* _ACTIVITY_
Whenever a line below holds the word "shortcut", copy that line.

* _RECORDS PROVIDED_
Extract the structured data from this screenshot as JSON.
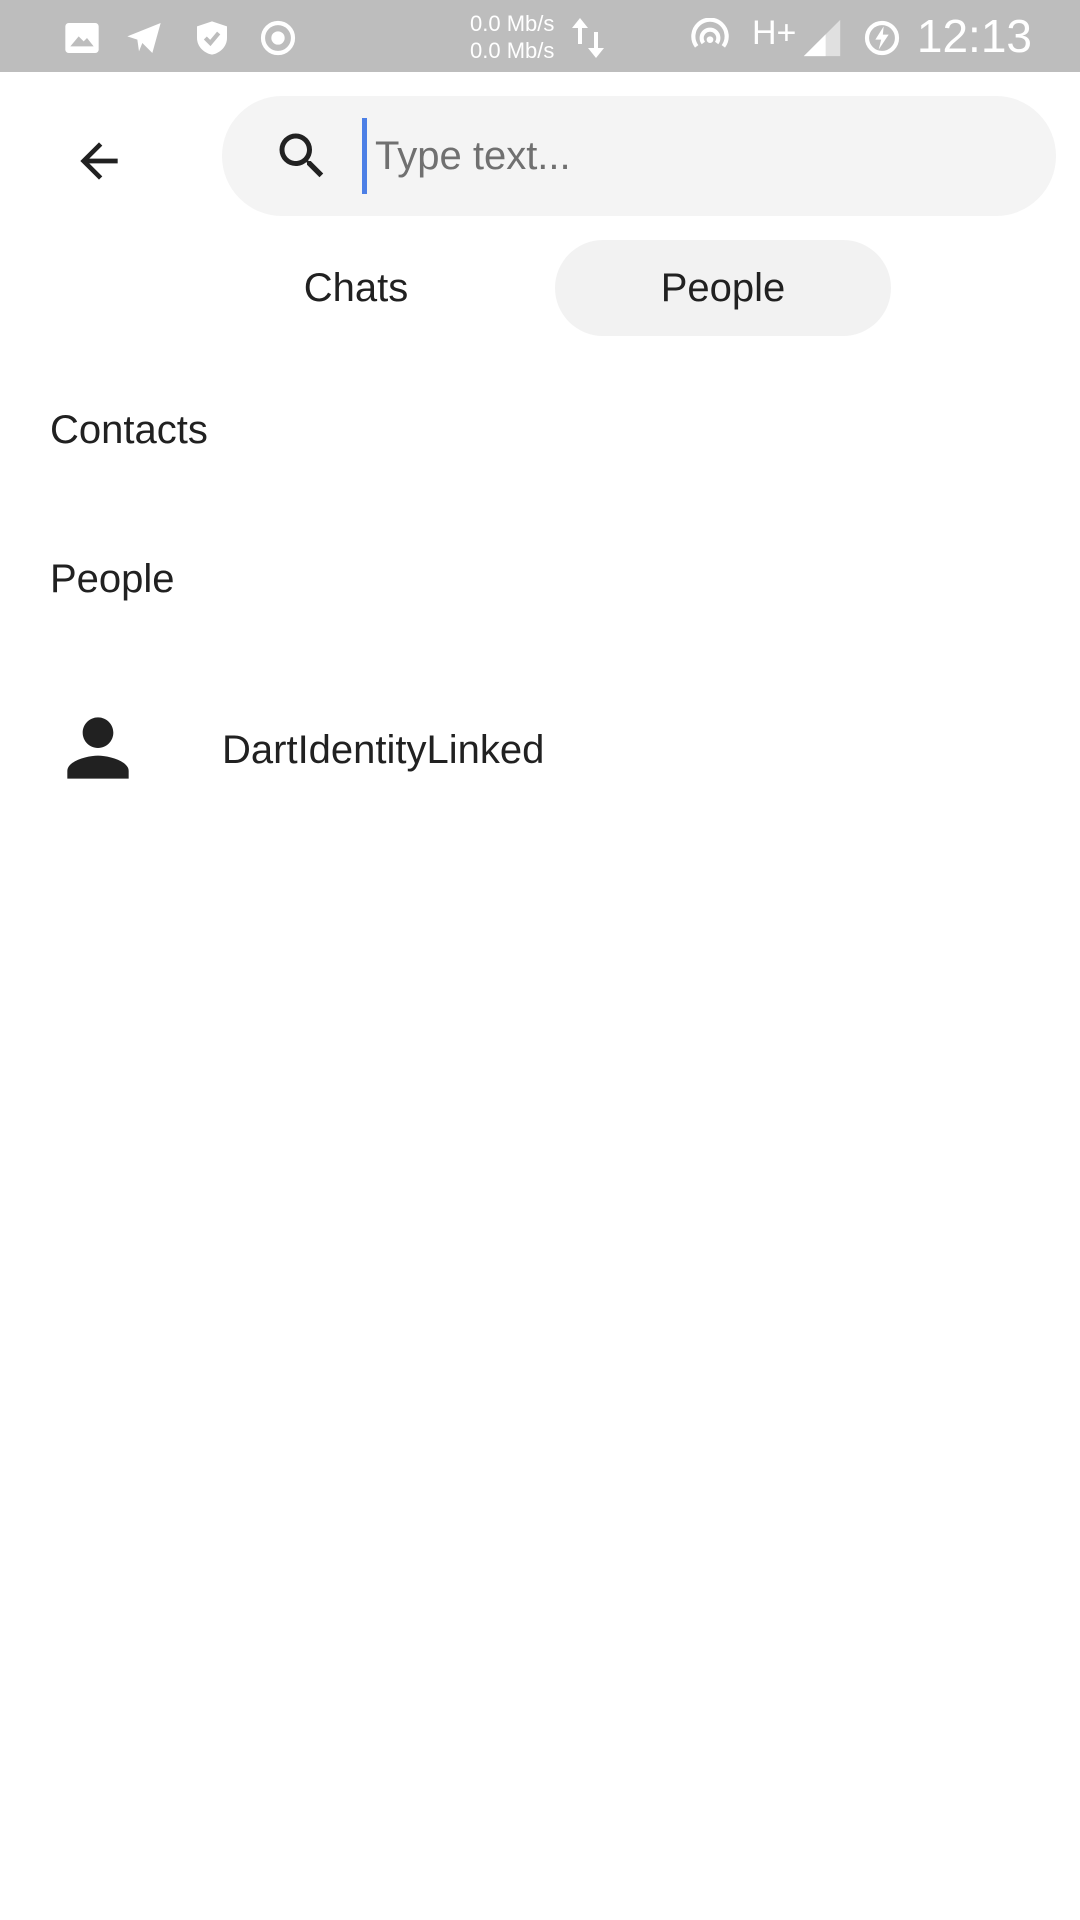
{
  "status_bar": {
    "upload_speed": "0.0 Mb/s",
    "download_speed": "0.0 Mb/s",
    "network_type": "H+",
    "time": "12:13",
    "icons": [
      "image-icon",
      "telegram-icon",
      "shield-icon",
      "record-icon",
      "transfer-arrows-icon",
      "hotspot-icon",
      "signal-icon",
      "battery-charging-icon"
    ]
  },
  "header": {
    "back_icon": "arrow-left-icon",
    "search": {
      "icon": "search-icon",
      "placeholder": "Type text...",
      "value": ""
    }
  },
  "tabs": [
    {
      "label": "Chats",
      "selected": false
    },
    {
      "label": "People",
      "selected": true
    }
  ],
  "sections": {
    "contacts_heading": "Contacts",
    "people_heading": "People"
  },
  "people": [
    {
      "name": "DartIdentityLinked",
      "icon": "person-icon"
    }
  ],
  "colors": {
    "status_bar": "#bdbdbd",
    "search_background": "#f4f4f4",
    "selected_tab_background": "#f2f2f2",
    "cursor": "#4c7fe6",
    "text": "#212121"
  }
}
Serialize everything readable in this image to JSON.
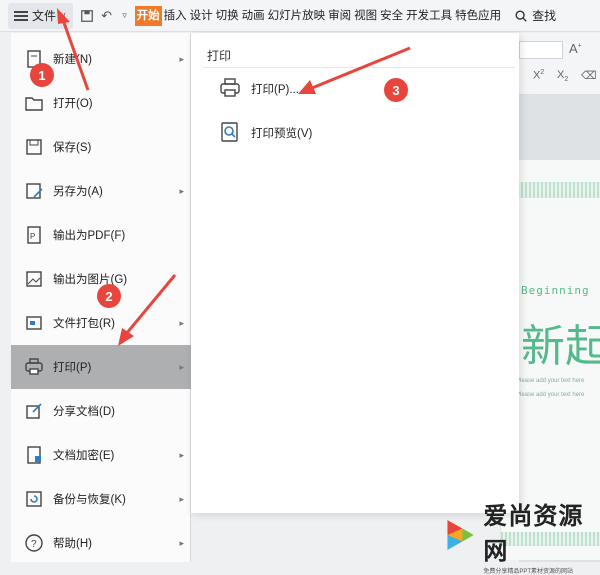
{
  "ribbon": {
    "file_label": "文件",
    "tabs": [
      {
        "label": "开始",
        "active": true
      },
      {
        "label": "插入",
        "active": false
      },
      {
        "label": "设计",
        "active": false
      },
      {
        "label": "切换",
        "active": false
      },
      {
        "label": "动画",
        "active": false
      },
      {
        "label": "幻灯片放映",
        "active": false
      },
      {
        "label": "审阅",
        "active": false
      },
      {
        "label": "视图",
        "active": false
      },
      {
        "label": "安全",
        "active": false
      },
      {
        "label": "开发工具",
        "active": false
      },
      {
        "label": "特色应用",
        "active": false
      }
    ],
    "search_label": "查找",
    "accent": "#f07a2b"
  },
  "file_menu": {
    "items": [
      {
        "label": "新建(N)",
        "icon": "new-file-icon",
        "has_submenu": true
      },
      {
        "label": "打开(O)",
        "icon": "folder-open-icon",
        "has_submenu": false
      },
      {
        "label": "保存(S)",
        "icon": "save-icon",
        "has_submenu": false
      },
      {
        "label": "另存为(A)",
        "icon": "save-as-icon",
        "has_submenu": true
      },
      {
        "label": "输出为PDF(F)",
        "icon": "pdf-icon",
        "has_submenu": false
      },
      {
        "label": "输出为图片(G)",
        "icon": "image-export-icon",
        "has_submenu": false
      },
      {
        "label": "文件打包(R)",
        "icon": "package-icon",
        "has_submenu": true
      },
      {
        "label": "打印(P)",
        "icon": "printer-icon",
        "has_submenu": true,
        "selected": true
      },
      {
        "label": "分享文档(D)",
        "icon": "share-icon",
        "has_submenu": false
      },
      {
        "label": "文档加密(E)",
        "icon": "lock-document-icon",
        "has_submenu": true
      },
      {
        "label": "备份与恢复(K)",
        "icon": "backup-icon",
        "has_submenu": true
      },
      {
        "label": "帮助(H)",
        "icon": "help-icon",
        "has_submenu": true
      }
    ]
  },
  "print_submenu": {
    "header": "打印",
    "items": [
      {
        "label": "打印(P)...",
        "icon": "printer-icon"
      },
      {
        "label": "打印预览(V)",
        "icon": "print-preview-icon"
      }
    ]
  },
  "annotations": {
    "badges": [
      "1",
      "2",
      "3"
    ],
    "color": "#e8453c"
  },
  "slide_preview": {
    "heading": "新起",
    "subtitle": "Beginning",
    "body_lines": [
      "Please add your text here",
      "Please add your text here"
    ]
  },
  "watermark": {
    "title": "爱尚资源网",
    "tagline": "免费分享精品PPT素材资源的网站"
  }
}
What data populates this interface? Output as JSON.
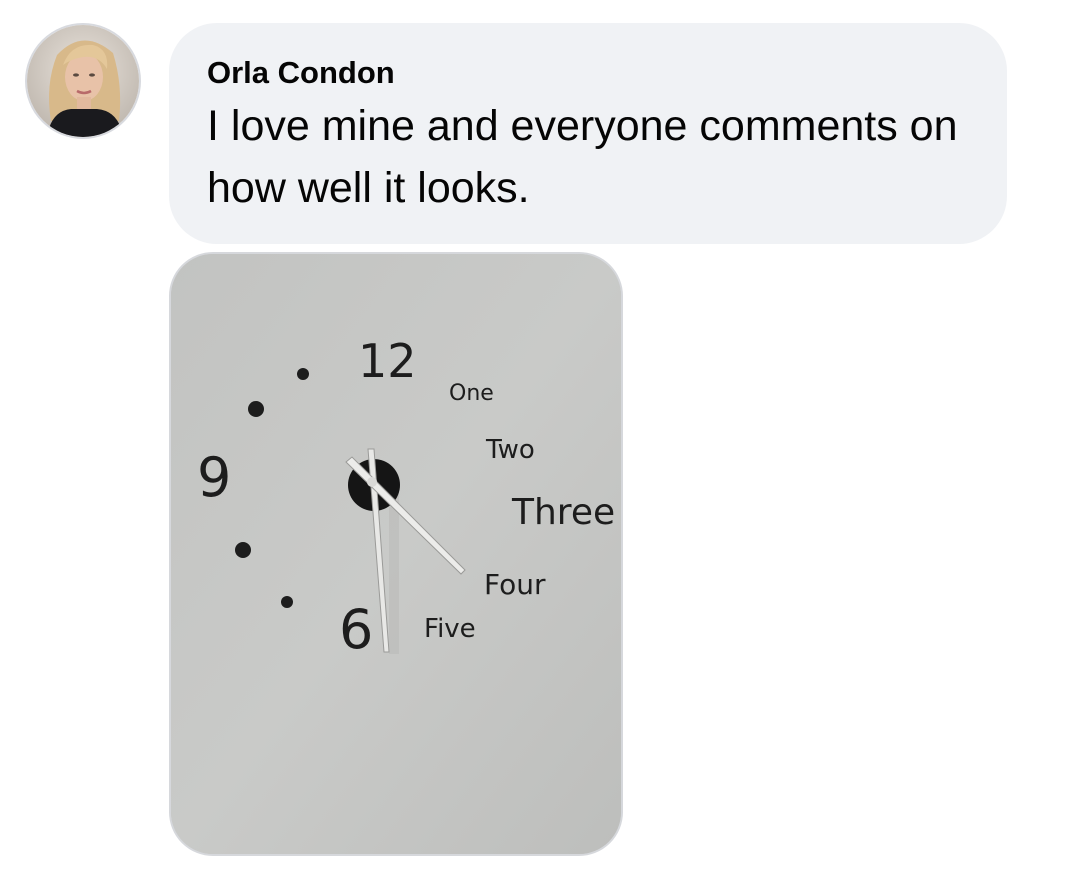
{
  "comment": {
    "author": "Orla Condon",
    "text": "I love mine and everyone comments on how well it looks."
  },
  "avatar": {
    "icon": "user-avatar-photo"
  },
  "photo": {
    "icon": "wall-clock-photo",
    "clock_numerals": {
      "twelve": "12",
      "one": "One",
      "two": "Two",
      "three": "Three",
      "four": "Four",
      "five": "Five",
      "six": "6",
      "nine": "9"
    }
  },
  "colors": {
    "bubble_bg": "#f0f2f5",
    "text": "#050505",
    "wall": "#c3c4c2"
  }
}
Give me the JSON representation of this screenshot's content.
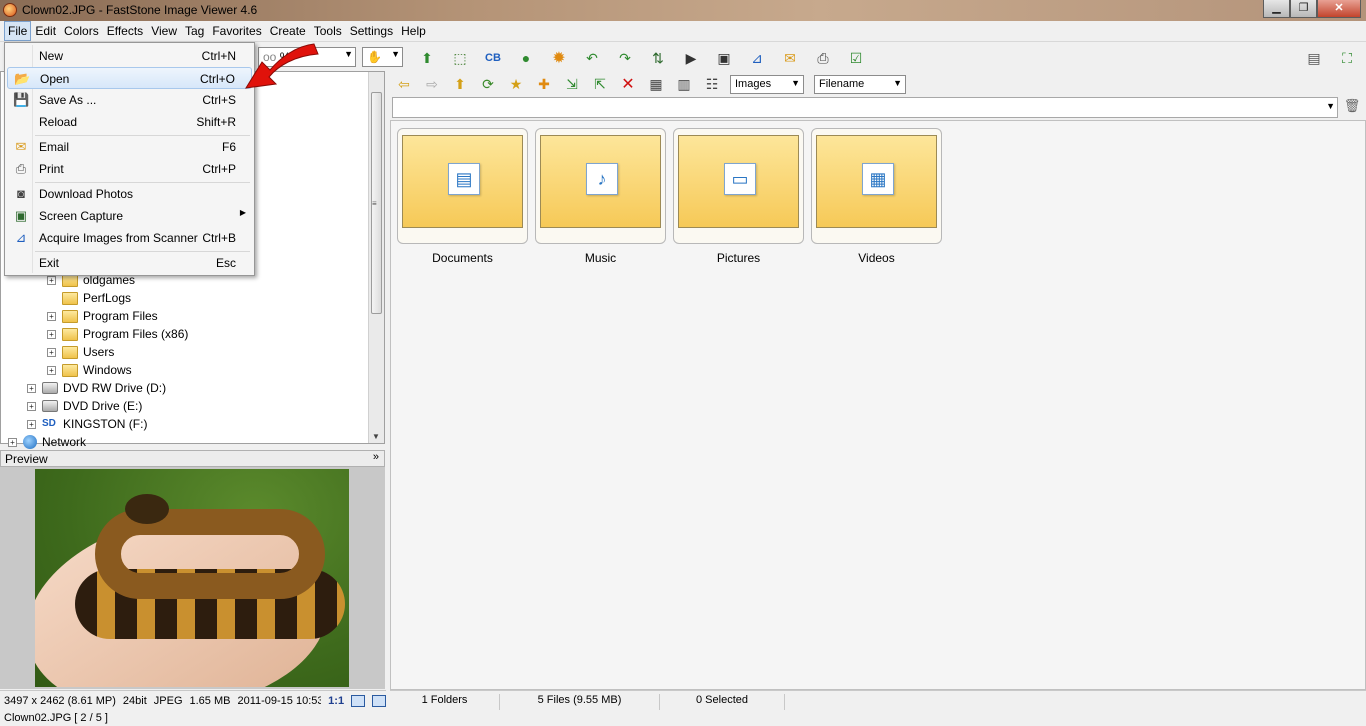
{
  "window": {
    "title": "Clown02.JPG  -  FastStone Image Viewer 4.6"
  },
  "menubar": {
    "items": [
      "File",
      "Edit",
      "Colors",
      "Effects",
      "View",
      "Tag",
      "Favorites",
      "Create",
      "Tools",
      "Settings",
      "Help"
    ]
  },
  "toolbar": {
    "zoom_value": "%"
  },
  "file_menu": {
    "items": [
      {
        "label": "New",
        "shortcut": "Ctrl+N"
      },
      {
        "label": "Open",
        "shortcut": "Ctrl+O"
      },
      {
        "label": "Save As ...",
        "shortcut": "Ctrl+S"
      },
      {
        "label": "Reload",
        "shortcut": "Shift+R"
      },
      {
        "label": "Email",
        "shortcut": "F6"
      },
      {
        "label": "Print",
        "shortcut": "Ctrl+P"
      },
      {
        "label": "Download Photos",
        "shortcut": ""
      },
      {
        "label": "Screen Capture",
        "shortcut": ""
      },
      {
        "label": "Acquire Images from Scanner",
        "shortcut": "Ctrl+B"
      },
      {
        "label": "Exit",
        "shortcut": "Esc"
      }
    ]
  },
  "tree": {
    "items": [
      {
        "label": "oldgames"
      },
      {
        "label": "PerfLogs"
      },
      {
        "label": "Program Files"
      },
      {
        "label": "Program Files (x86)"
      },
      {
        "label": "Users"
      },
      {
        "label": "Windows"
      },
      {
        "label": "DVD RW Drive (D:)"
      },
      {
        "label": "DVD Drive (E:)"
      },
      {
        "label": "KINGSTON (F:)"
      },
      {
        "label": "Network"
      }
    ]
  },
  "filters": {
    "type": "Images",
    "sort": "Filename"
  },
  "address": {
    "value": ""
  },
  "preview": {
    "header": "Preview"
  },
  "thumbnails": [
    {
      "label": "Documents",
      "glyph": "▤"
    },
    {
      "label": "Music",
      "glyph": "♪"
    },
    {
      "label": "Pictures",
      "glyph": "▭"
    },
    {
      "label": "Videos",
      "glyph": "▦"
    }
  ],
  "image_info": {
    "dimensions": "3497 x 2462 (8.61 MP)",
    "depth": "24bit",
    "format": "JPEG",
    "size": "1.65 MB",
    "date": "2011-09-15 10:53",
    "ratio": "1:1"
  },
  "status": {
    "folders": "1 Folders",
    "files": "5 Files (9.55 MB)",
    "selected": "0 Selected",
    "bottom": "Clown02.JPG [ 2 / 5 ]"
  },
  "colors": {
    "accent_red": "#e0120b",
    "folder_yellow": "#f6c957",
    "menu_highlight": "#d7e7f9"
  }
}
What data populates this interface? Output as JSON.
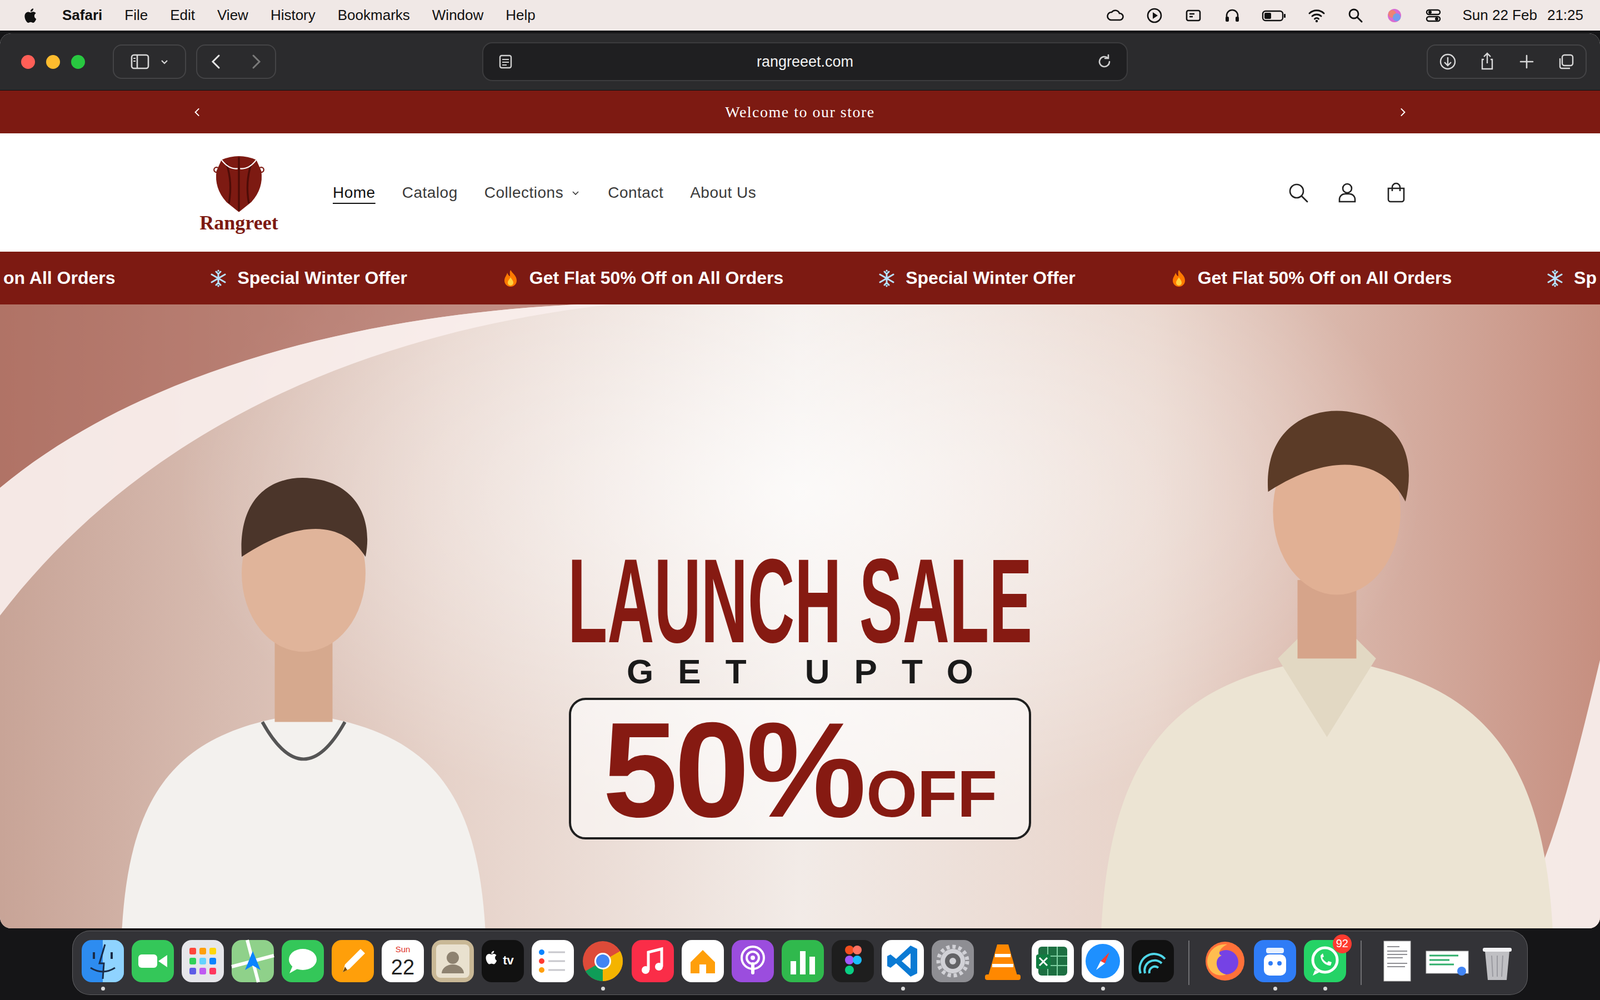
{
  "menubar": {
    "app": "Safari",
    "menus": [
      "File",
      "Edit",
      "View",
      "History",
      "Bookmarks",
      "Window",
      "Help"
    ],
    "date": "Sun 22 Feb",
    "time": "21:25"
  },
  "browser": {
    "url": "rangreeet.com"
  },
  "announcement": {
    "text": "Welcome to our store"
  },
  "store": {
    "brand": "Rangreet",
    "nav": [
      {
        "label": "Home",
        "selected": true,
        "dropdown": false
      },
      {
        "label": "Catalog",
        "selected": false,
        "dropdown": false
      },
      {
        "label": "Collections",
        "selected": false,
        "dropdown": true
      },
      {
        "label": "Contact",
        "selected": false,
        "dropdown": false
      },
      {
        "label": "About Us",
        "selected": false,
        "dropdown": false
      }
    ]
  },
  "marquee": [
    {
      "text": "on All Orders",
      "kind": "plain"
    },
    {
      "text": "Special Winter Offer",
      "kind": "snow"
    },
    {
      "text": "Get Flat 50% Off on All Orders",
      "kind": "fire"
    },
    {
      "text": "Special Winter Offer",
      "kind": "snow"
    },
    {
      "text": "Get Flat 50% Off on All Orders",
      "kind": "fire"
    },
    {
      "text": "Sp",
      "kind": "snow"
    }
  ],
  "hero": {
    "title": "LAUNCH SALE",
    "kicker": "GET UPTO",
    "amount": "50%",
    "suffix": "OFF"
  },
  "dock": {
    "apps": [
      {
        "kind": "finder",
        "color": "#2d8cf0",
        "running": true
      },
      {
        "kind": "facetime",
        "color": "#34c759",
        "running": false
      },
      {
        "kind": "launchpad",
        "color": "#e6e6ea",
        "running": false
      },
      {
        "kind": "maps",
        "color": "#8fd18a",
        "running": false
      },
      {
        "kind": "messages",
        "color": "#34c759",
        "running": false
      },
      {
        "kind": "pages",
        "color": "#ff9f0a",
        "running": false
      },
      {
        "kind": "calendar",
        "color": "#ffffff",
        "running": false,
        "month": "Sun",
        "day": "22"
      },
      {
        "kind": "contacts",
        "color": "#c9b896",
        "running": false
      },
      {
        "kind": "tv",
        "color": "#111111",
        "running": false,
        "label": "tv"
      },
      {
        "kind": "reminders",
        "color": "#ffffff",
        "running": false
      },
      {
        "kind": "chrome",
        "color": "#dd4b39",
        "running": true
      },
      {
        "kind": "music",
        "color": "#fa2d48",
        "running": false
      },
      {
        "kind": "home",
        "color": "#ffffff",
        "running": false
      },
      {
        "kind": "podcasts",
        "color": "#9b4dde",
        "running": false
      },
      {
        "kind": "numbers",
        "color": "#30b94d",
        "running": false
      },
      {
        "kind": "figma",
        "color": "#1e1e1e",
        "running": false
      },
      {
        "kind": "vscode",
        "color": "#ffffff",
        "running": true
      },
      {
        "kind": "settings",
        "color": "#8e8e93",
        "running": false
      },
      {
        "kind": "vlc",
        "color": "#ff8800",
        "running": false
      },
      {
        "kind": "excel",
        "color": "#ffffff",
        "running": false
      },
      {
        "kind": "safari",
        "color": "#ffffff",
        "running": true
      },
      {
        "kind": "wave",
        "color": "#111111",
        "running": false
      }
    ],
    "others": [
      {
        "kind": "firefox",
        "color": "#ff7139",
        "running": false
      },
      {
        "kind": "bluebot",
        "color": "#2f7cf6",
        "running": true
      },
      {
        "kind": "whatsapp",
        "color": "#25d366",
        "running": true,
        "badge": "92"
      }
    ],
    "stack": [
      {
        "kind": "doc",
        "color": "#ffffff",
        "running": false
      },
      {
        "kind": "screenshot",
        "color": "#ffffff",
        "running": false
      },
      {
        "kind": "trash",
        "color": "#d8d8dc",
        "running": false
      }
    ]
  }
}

* _EXERCISE RESPONSE_
        "shortcut": "Ctrl+N"
        "shortcut": "Ctrl+O"
        "shortcut": "Ctrl+S"
        "shortcut": "Shift+R"
        "shortcut": "F6"
        "shortcut": "Ctrl+P"
        "shortcut": ""
        "shortcut": ""
        "shortcut": "Ctrl+B"
        "shortcut": "Esc"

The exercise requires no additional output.